Best of the Web: February 11, 2011
15 Scientifically-Proven Things That Will Make You Happier; Protests and the Pump; The Hosni Mubarak in Each of Us; Why Facebook Could Be Hurting Your Job Hunt; “Money Talk” With Your Valentine.
February 11, 2011 9:51 by kippreport
15 Scientifically-Proven Things That Will Make You Happier
“I just want to be happy.” If Kipp got a dirham every time we heard that phrase (and uttered it ourselves, for that matter) we probably wouldn’t be asking the age old philosophical question: How can we be happy? It is a curious question, isn’t it? It is one that has many different answers: the more conservative will say “a spouse and a family of your own,” others may say “a successful career”. Others will promise your happiness lies with spiritual enlightenment. Well, if you’re waiting for Kipp’s solution, don’t, because we really don’t know. But because we do put a lot of our trust in science we are going to push you to read this slideshow on the 15 Scientifically-Proven Things That Will Make You Happier. Let us know if they really did make you feel better.
Protests and the pump: The Egypt effect may be more pronounced for food than oil
The assumption that the ongoing crisis in Egypt is likely to result in the price of oil going up—due to disruptions in the passage of the Suez Canal—are both unfounded and impractical, says the Economist. It argues that Egypt is neither a main producer of oil nor is the canal the only route for tankers to take. Instead, it is the rising price of food that people should be concerned about; yep, the rising price of food that actually played a serious role in the build up to the ongoing protests. Why? “Analysts at Goldman Sachs point out those countries in the region may feel the need to head off political instability by spending to stockpile grain. Saudi Arabia, Algeria and Jordan have all stepped up efforts to build stockpiles. This could raise the pressure on other countries to hoard wheat, pushing prices even higher.”
The Hosni Mubarak in Each of Us
This article might just be the most shameless attempt to jump on the bandwagon that is the Egypt political crisis.
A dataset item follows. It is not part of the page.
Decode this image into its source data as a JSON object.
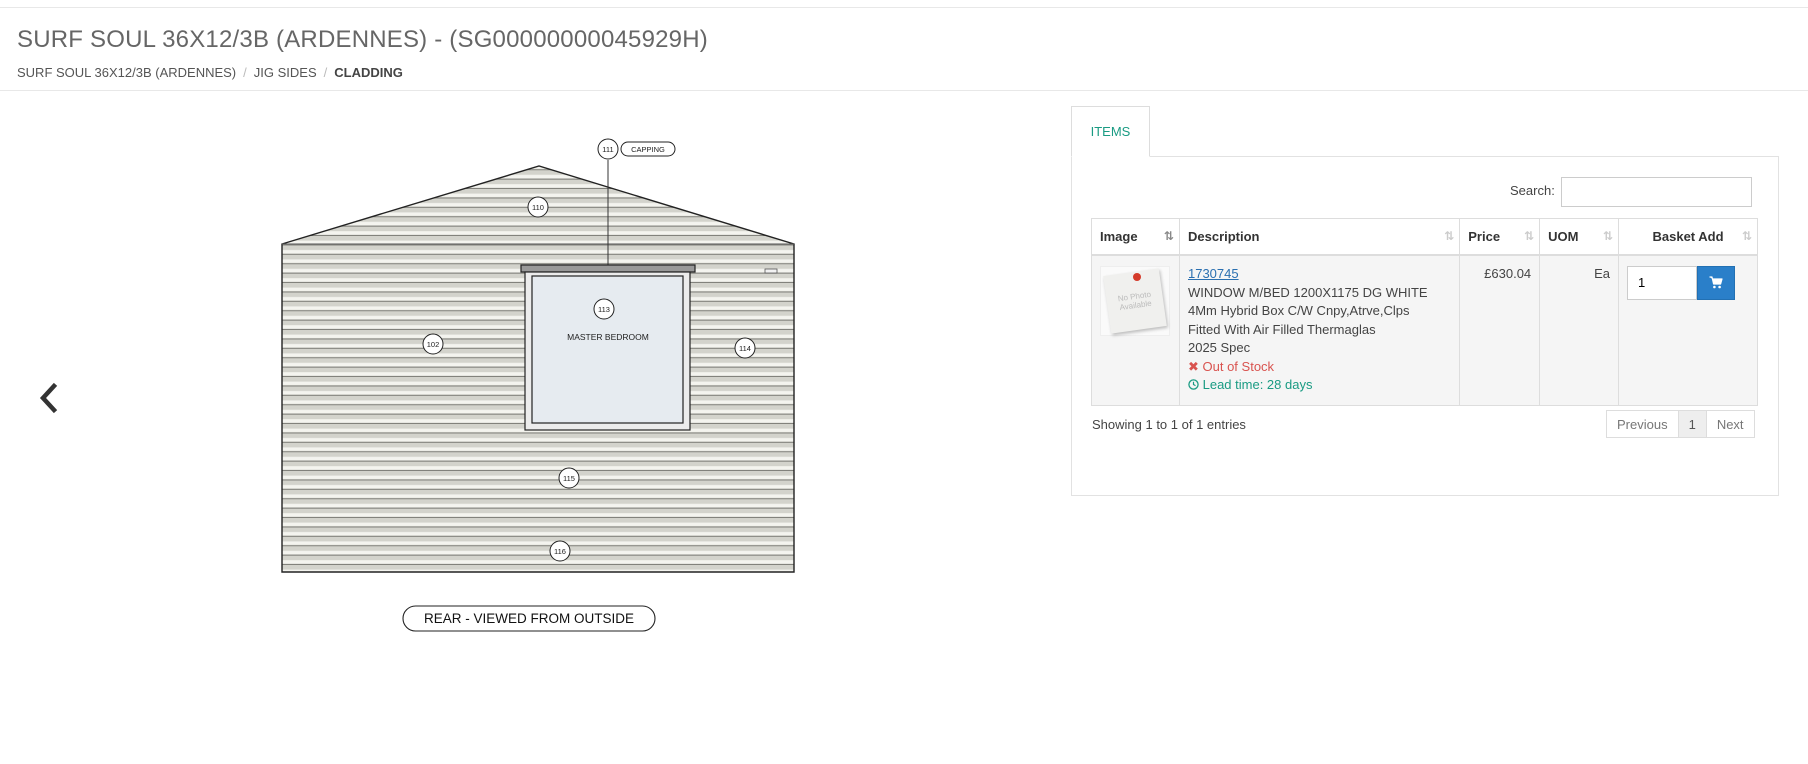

If “The Hosni Mubarak in Each of Us” isn’t one of the best examples of a news-peg we don’t know what is. Regardless though, this Business Week article does serve as a healthy wake up call for those of us in senior management who might have enjoyed too many years in the top positions to remember how to deal with the minions who work for you. If this resonates with you, then have a look at this list of quick tips.
Why Facebook Could Be Hurting Your Job Hunt
Getting a job can be a confusing and tricky process. Kipp should know. When we were looking out for a job we got all sorts of solicited and unsolicited advice on how to go about the search. “Go to an agency”, “Don’t go to an agency” “Write this in your CV” and “Write that in your CV”, “Get on LinkedIn” “Don’t get on LinkedIn”; trust us, we’ve heard it all. And regardless of those who insist they have the secrets to securing the job of your dreams, Kipp knows there really isn’t one rule that applies to all. What there are, however, are basic guidelines. So, for instance, how should one behave on social networking websites? This is what Business Insider has to say.
“Money Talk” With Your Valentine
The young and foolish would have everyone believe that true love is all about red fluffy hearts, gigantic teddy bears and all of that other lovey-dovey stuff. But the real fact of the matter is a good relationship requires constant work and compromise, because when you are sharing your life, home and your cheque book with someone else, conflicts are bound to arise. And nothing is more likely to cause problems than money. A national Money magazine survey with Mathew Greenwald & Associates shows that 84 percent of spouses say money causes tension in their marriage. So this Valentine’s Day, the best thing you could possibly do with the love of your life is have that long put-off ‘talk’ about money.